Think of planning a healthy diet as a number of small, manageable steps—like adding a salad to your diet once a day. As your small changes become habit, you can continue to add more healthy choices. For example, choose just one of the following diet changes to start.
Work on it for a few weeks, then add another and so on. To set yourself up for success, try to keep things simple.
Instead of being overly concerned with counting calories, for example, think of your diet in terms of color, variety, and freshness. Focus on avoiding packaged and processed foods and opting for more fresh ingredients whenever possible. Prepare more of your own meals.
Make the right changes. Replacing dangerous trans fats with healthy fats such as switching fried chicken for grilled salmon will make a positive difference to your health.
Focus on how you feel after eating.
The Y helps families incorporate healthy eating habits and physical activity into everyday routines that can reverse a trend that leads to childhood obesity. “Our YMCA is committed to helping families get healthy together,” said Susan Pettengill, Vice President of Healthy Living. 11 Fantastically Fun Children’s Books That Teach Healthy Eating Habits I write books for adults, but I confess, children’s books are my absolute favorite book genre. In fact, one of my favorite things about having a child is I now have an excuse to build a ridiculously large kid’s book [ ]. 10 Healthy Eating Habits That Will Change Your Life Boost your energy, drop pounds, and feel happier than ever with these diet tweaks.
This will help foster healthy new habits and tastes. The more junk food you eat, the more likely you are to feel uncomfortable, nauseous, or drained of energy.
Drink plenty of water. Water helps flush our systems of waste products and toxins, yet many of us go through life dehydrated—causing tiredness, low energy, and headaches.

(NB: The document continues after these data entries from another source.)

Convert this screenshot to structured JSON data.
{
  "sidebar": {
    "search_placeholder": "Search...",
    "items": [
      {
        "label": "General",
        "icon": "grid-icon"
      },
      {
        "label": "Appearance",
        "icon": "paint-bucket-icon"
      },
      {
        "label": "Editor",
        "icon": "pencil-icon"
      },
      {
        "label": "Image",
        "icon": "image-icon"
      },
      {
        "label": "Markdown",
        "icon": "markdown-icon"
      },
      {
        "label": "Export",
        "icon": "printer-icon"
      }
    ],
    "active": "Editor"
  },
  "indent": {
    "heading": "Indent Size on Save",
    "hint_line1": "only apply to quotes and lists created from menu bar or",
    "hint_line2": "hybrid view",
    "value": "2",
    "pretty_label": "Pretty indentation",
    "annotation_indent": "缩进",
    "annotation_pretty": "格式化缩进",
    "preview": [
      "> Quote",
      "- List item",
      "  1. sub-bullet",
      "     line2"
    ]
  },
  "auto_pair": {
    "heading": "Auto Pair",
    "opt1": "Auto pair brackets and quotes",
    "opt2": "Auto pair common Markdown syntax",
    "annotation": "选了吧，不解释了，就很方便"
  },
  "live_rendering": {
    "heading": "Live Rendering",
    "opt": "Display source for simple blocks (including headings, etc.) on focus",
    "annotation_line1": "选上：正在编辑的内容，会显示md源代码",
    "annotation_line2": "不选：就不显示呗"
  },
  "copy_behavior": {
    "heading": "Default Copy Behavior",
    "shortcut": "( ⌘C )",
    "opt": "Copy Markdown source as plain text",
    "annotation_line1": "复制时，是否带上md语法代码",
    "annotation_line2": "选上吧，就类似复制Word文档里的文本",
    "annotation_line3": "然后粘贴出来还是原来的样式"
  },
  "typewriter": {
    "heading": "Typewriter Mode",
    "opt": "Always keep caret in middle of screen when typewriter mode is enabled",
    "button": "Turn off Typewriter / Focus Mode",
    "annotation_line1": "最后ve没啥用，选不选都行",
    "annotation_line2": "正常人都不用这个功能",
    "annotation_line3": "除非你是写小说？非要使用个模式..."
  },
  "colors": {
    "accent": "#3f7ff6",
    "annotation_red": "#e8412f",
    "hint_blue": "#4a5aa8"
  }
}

In essence, it means eating only as much food as your body needs. You should feel satisfied at the end of a meal, but not stuffed. For many of us, moderation means eating less than we do now.Browse Whole Living's 50 Simple Health Tips collection.
Also get diet & weight loss advice, answers to medical questions, and learn about tips for better sleep at timberdesignmag.com Unidine’s new senior living client partner in California is offering employees a healthy meal for $2 and salad bar for $1.
Rewarding Reasons – Make it fun to eat healthy with competitions to lose weight, recipe contests and samples of healthy foods. 6 Lessons in Healthy Eating from Those Who Live to Let’s take a look at the healthy habits practiced by people living happily into their hundreds, in parts of the world known as “Blue Zones.” “Rituals like this and other forms of saying grace also provide a pause in everyday living.
A Daily Eating Routine for a Healthy and Productive Life. it was practically the only time we were all together. Five times a week, K would cook a great and healthy meal. give me optimum energy throughout the day and provide me with the nutrients I’ve been told I need to lead a healthy life.
Most of my current eating habits have been. Find healthy, delicious recipes and menu ideas from our test kitchen cooks and nutrition experts at EatingWell magazine. Learn how to make healthier food choices every day. Jun 14, · A healthy diet for one person with no restrictions may include whole wheat and some meat, for example, and another person who is a vegetarian celiac may have an eating plan that looks very different.
It's important to acknowledge that both diets can be healthy.